An experiment on risk-based decision-making in water management using monthly probabilistic forecasts
Crochemore, L. ; Ramos, M.H. ; Pappenberger, F. ; Van Andel, S.-J. ; Wood, W.A.
Type de document
Article de revue scientifique à comité de lecture
Affiliation de l'auteur
IRSTEA ANTONY UR HBAN FRA ; IRSTEA ANTONY UR HBAN FRA ; ECMWF EUROPEAN CENTRE OF MEDIUM RANGE WEATHER FORECASTS GBR ; UNESCO IHE INSTITUTE FOR WATER EDUCATION DELFT NLD ; NCAR BOULDER USA
Résumé / Abstract
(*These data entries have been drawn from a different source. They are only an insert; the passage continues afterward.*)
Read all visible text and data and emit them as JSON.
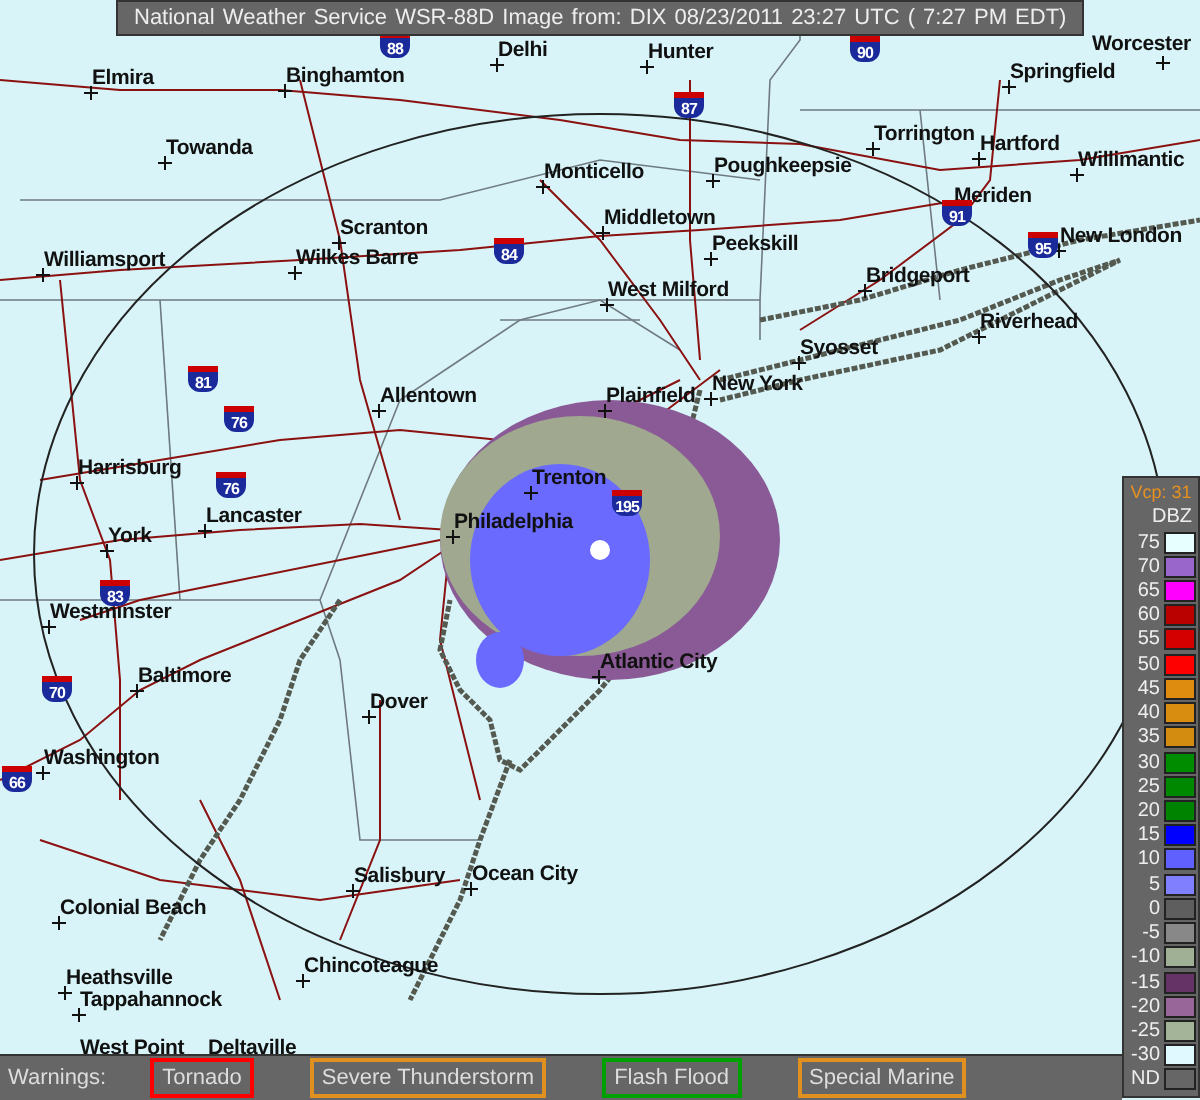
{
  "title": "National Weather Service WSR-88D Image from: DIX 08/23/2011 23:27 UTC ( 7:27 PM EDT)",
  "map": {
    "cities": [
      "Elmira",
      "Binghamton",
      "Delhi",
      "Hunter",
      "Worcester",
      "Springfield",
      "Towanda",
      "Torrington",
      "Hartford",
      "Monticello",
      "Poughkeepsie",
      "Willimantic",
      "Meriden",
      "Scranton",
      "Middletown",
      "New London",
      "Peekskill",
      "Williamsport",
      "Wilkes Barre",
      "West Milford",
      "Bridgeport",
      "Riverhead",
      "Syosset",
      "Plainfield",
      "New York",
      "Allentown",
      "Harrisburg",
      "Trenton",
      "Lancaster",
      "Philadelphia",
      "York",
      "Westminster",
      "Atlantic City",
      "Baltimore",
      "Dover",
      "Washington",
      "Salisbury",
      "Ocean City",
      "Colonial Beach",
      "Chincoteague",
      "Heathsville",
      "Tappahannock",
      "West Point",
      "Deltaville"
    ],
    "highway_shields": [
      "88",
      "90",
      "87",
      "84",
      "81",
      "76",
      "76",
      "195",
      "83",
      "70",
      "66",
      "91",
      "95"
    ]
  },
  "legend": {
    "mode": "Vcp: 31",
    "unit": "DBZ",
    "levels": [
      {
        "label": "75",
        "color": "#e8ffff"
      },
      {
        "label": "70",
        "color": "#9966cc"
      },
      {
        "label": "65",
        "color": "#ff00ff"
      },
      {
        "label": "60",
        "color": "#bb0000"
      },
      {
        "label": "55",
        "color": "#d40000"
      },
      {
        "label": "50",
        "color": "#ff0000"
      },
      {
        "label": "45",
        "color": "#dd8c10"
      },
      {
        "label": "40",
        "color": "#d88c10"
      },
      {
        "label": "35",
        "color": "#d48c10"
      },
      {
        "label": "30",
        "color": "#008c00"
      },
      {
        "label": "25",
        "color": "#008800"
      },
      {
        "label": "20",
        "color": "#008400"
      },
      {
        "label": "15",
        "color": "#0000ff"
      },
      {
        "label": "10",
        "color": "#6060ff"
      },
      {
        "label": "5",
        "color": "#8080ff"
      },
      {
        "label": "0",
        "color": "#5e5e5e"
      },
      {
        "label": "-5",
        "color": "#888888"
      },
      {
        "label": "-10",
        "color": "#a0b094"
      },
      {
        "label": "-15",
        "color": "#663366"
      },
      {
        "label": "-20",
        "color": "#996699"
      },
      {
        "label": "-25",
        "color": "#a4b498"
      },
      {
        "label": "-30",
        "color": "#e0f8ff"
      },
      {
        "label": "ND",
        "color": "#666666"
      }
    ]
  },
  "warnings": {
    "label": "Warnings:",
    "items": [
      {
        "label": "Tornado",
        "color": "#ff0000"
      },
      {
        "label": "Severe Thunderstorm",
        "color": "#e09020"
      },
      {
        "label": "Flash Flood",
        "color": "#00a000"
      },
      {
        "label": "Special Marine",
        "color": "#e09020"
      }
    ]
  }
}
The use of probabilistic forecasts is necessary to take into account uncertainties and allow for optimal risk-based decisions in streamflow forecasting at monthly to seasonal lead times. Such probabilistic forecasts have long been used by practitioners in the operation of water reservoirs, in water allocation and management, and more recently in drought preparedness activities. Various studies assert the potential value of hydro-meteorological forecasting efforts, but few investigate how these forecasts are used in the decision-making process. Role-play games can help scientists, managers and decision-makers understand the extremely complex process behind risk-based decision. In this paper, we present an experiment focusingon the use of probabilistic forecasts to make decisions on reservoir outflows. The setup was a risk-based decision-making game, during which participants acted as water managers. Participants determined monthly reservoir releases based on a sequence of probabilistic inflow forecasts, reservoir volume objectives and release constraints.After each decision, consequences were evaluated based on the actual inflow. The analysis of162 game sheets collected after eight applications of the game illustrates the importance of leveraging not only the probabilistic information in theforecasts but also predictions for a range of lead times. Winning strategies tended togradually empty the reservoir in the months before the peak inflow period to accommodate its volume and avoid overtopping. Twenty percent of the participants managed to do so and finished the management period without having exceeded the maximum reservoir capacity or violating downstream release constraints. The role-playing approach successfully created an open atmosphere to discuss the challenges of using probabilistic forecasts in sequential decision-making.
Bulletin of the American Meteorological Society, vol. 97, num. 4, p. 541 - 551